**Exercise instructions**. Determine how many lines of the material hold the word "subtitle", and answer with the number only.
[[ Extracted entries open ]]
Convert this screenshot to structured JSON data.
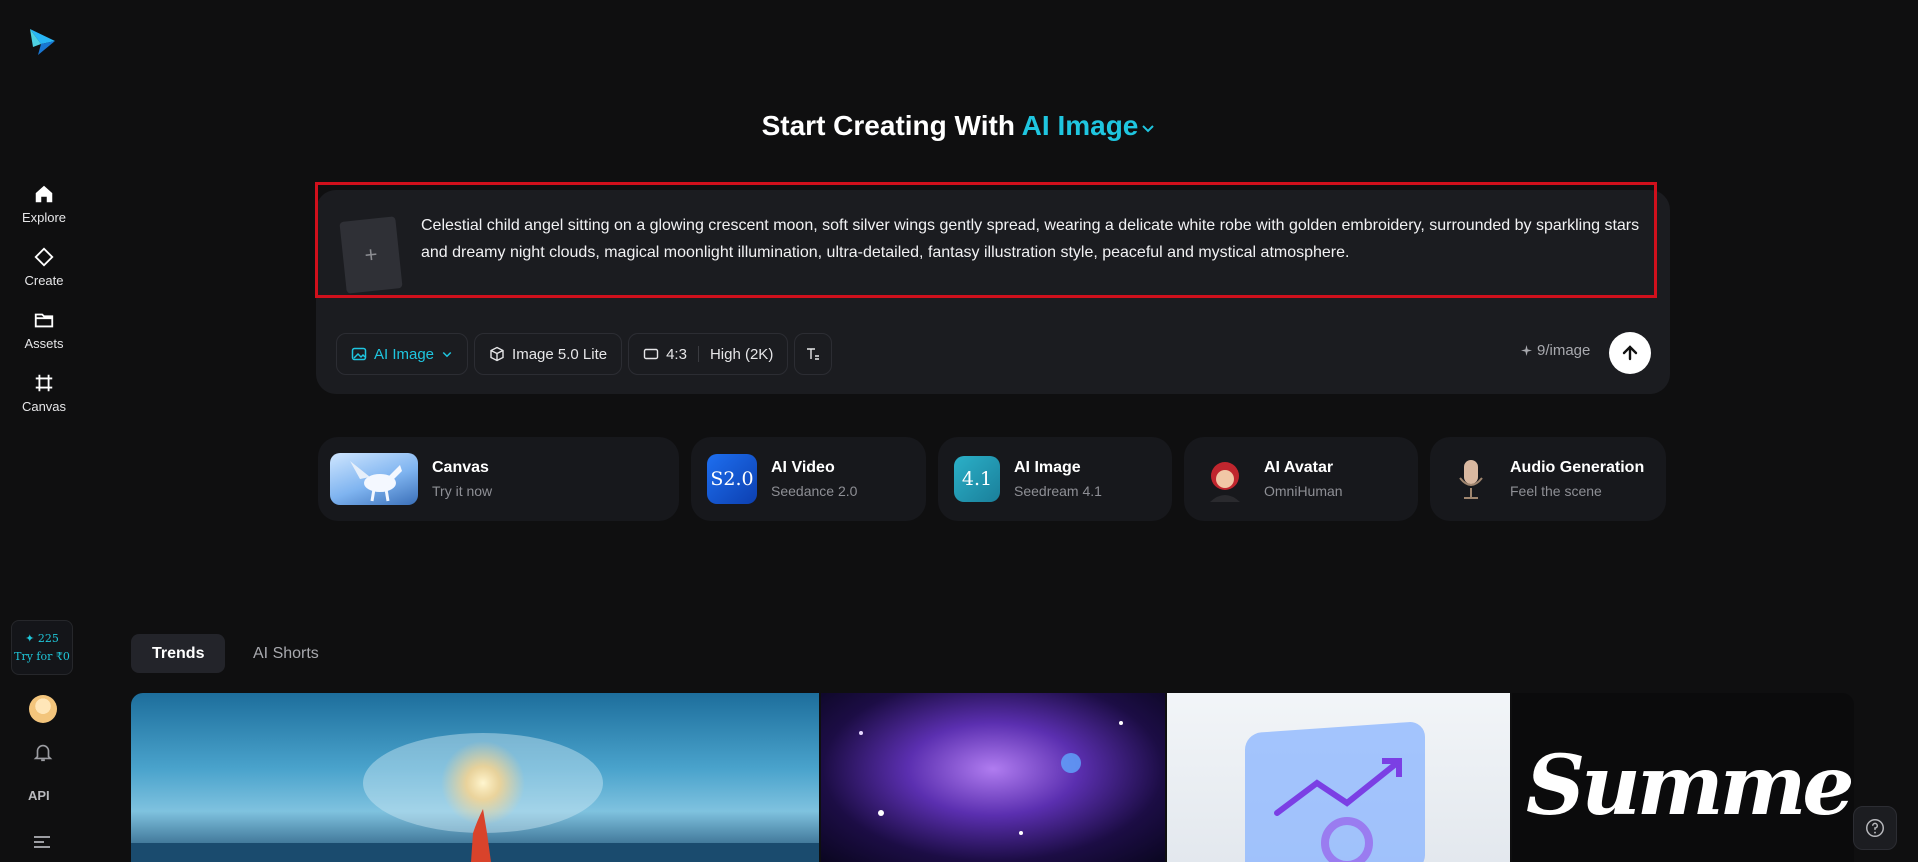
{
  "sidebar": {
    "logo_icon": "paper-plane-logo",
    "items": [
      {
        "label": "Explore",
        "icon": "home-icon"
      },
      {
        "label": "Create",
        "icon": "diamond-icon"
      },
      {
        "label": "Assets",
        "icon": "folder-icon"
      },
      {
        "label": "Canvas",
        "icon": "frame-icon"
      }
    ],
    "credits": {
      "amount": "✦ 225",
      "offer": "Try for ₹0"
    },
    "api_label": "API"
  },
  "headline": {
    "prefix": "Start Creating With",
    "mode": "AI Image"
  },
  "prompt": {
    "text": "Celestial child angel sitting on a glowing crescent moon, soft silver wings gently spread, wearing a delicate white robe with golden embroidery, surrounded by sparkling stars and dreamy night clouds, magical moonlight illumination, ultra-detailed, fantasy illustration style, peaceful and mystical atmosphere.",
    "add_reference": "+"
  },
  "toolbar": {
    "mode_label": "AI Image",
    "model_label": "Image 5.0 Lite",
    "ratio_label": "4:3",
    "quality_label": "High (2K)",
    "cost_label": "9/image"
  },
  "features": [
    {
      "title": "Canvas",
      "subtitle": "Try it now"
    },
    {
      "title": "AI Video",
      "subtitle": "Seedance 2.0",
      "badge": "S2.0"
    },
    {
      "title": "AI Image",
      "subtitle": "Seedream 4.1",
      "badge": "4.1"
    },
    {
      "title": "AI Avatar",
      "subtitle": "OmniHuman"
    },
    {
      "title": "Audio Generation",
      "subtitle": "Feel the scene"
    }
  ],
  "tabs": [
    {
      "label": "Trends",
      "active": true
    },
    {
      "label": "AI Shorts",
      "active": false
    }
  ],
  "gallery": {
    "tile4_text": "Summer"
  },
  "colors": {
    "accent": "#1fc6e0",
    "background": "#0f0f10",
    "card": "#1b1c20",
    "highlight_border": "#d0101c"
  }
}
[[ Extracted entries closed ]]
**Answer area**. 5